In Games 1 and 2 against the Chicago Blackhawks, the Wild lacked energy, feistiness and also had trouble getting pucks through from the blue line.
That was the rationale coach Mike Yeo used Tuesday when deciding to scratch defenseman Nate Prosser for veteran Keith Ballard in Game 3. Despite having not played since sustaining a groin injury March 17, Ballard dived headfirst into the second round of the playoffs Tuesday night as the Wild won 4-0.
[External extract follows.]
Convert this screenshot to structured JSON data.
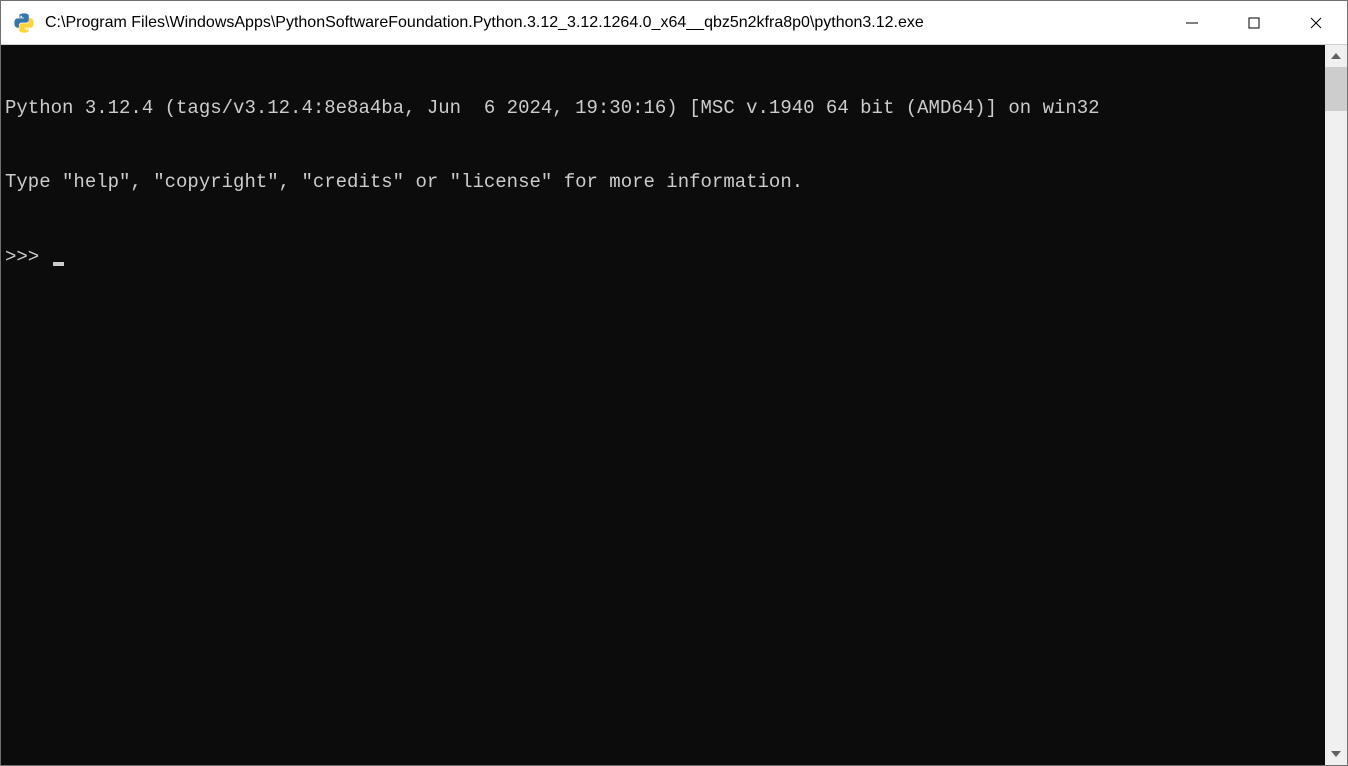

“The game’s picked up a considerable amount since the last time I played,” Ballard said before the game. “I think the biggest thing is not try to do too much, especially early. Whether it’s stuff like short shifts, making easy plays, getting yourself into the game a bit.
“But at the same time, you want to make an impact. You don’t want to come in and just be a passenger and try to just get through the game. It’s a fine line.”
Ballard played 11 minutes, 26 seconds.
The Wild played well down the stretch of the regular season with Jon Blum replacing Ballard, but Yeo said Ballard’s sample size — 45 games vs. Blum 15 — was larger.
The Blackhawks blocked 25 shots in Game 2, so Yeo felt Ballard’s ability to slide along the blue line to evade Blackhawks players fronting shooting lanes would help.
“Plus he brings a competitive edge, which is important against a team that wants to hang on to the puck,” Yeo said. “So you need a physical presence along with that skating ability to help you separate and alleviate some of that defensive zone time that you’re faced with.”
NHL Commissioner Gary Bettman and deputy commissioner Bill Daly were at the X to take in the Wild’s first second-round home game in 11 years.
Bettman said the divisional rivalries in the first two rounds of the playoffs are “what we envisioned,” especially in terms of engagement from the fans.
“Buildings are more than 100 percent full, our TV ratings nationally are up, our digital platforms and social media is up,” he said.
He pointed out that of the second-round rivalries — Wild vs. Hawks, Ducks vs. Kings, Bruins vs. Canadiens and Rangers vs. Penguins, no team is traveling more than 400 miles.
The Wild probably is getting an outdoor game at Target Field next winter, likely against Dallas, and Bettman didn’t comment on that, but said, “We know of the interest. You know I was here looking at venues. I have nothing to announce, but we’re very focused.”
Left winger Matt Moulson, acquired at the trade deadline to bring goal scoring, was replaced on the Mikko Koivu-Charlie Coyle line Tuesday by Nino Niederreiter. Niederreiter called it a “big man’s line. We’re all pretty tall and pretty strong, and we can protect the puck down low.”
Moulson, who skated with Erik Haula and Justin Fontaine, entered the game with one playoff goal and two consecutive games of subpar play.
“The speed of Haula in the middle of the ice, I think should help those two guys,” Yeo said. “Hopefully just even mentally for [Moulson] to have the opportunity to just relax and play the game, just concentrate on going out yourself and the things you need to do.”
Koivu’s line had dominating moments, but did not score. Haula got the game’s first goal on a nice feed from Fontaine.
Goalie Darcy Kuemper (upper body) skated with extras Carson McMillan, Jake Dowell and Steve Kampfer before the Wild’s morning skate Tuesday. It was the first time he took the ice since getting hurt last Wednesday in Denver.
Yeo called it “a step, but he’s not ready to join our group for practice, yet.”